Problem: Read each line of the material and note whether it contains "code". Give the number of such lines and nothing else.

Listed entries:
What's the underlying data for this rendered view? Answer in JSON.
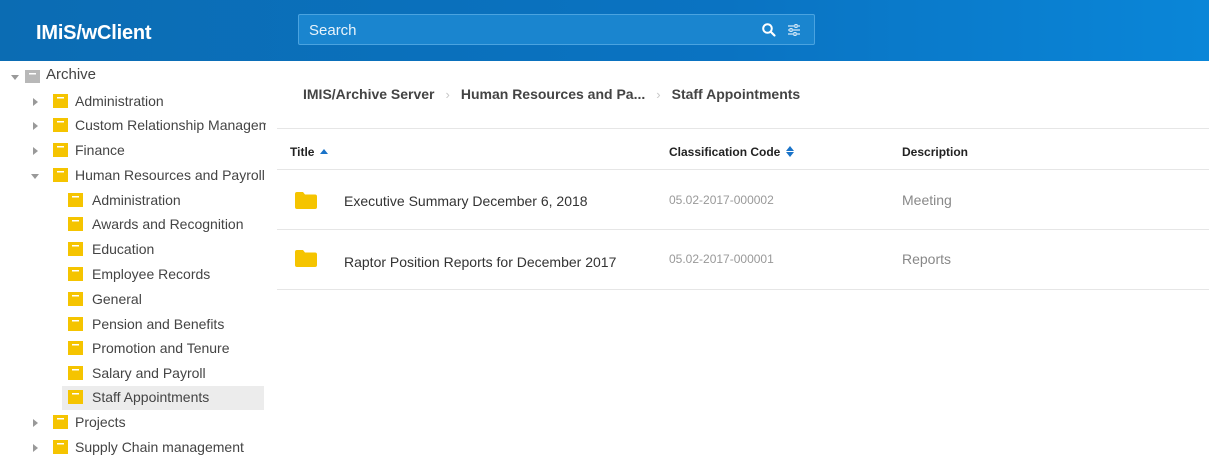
{
  "app": {
    "title": "IMiS/wClient"
  },
  "search": {
    "placeholder": "Search",
    "search_icon": "search-icon",
    "filter_icon": "filter-icon"
  },
  "sidebar": {
    "items": [
      {
        "label": "Archive",
        "level": 0,
        "expanded": true,
        "selected": false
      },
      {
        "label": "Administration",
        "level": 1,
        "expanded": false,
        "selected": false
      },
      {
        "label": "Custom Relationship Managem",
        "level": 1,
        "expanded": false,
        "selected": false
      },
      {
        "label": "Finance",
        "level": 1,
        "expanded": false,
        "selected": false
      },
      {
        "label": "Human Resources and Payroll",
        "level": 1,
        "expanded": true,
        "selected": false
      },
      {
        "label": "Administration",
        "level": 2,
        "selected": false
      },
      {
        "label": "Awards and Recognition",
        "level": 2,
        "selected": false
      },
      {
        "label": "Education",
        "level": 2,
        "selected": false
      },
      {
        "label": "Employee Records",
        "level": 2,
        "selected": false
      },
      {
        "label": "General",
        "level": 2,
        "selected": false
      },
      {
        "label": "Pension and Benefits",
        "level": 2,
        "selected": false
      },
      {
        "label": "Promotion and Tenure",
        "level": 2,
        "selected": false
      },
      {
        "label": "Salary and Payroll",
        "level": 2,
        "selected": false
      },
      {
        "label": "Staff Appointments",
        "level": 2,
        "selected": true
      },
      {
        "label": "Projects",
        "level": 1,
        "expanded": false,
        "selected": false
      },
      {
        "label": "Supply Chain management",
        "level": 1,
        "expanded": false,
        "selected": false
      }
    ]
  },
  "breadcrumb": [
    "IMIS/Archive Server",
    "Human Resources and Pa...",
    "Staff Appointments"
  ],
  "table": {
    "columns": {
      "title": "Title",
      "code": "Classification Code",
      "description": "Description"
    },
    "rows": [
      {
        "title": "Executive Summary December 6, 2018",
        "code": "05.02-2017-000002",
        "description": "Meeting"
      },
      {
        "title": "Raptor Position Reports for December 2017",
        "code": "05.02-2017-000001",
        "description": "Reports"
      }
    ]
  },
  "colors": {
    "header_bg": "#0b6cb3",
    "folder_yellow": "#f5c400",
    "archive_gray": "#b8b8b8",
    "selected_bg": "#ececec"
  }
}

Task output: 3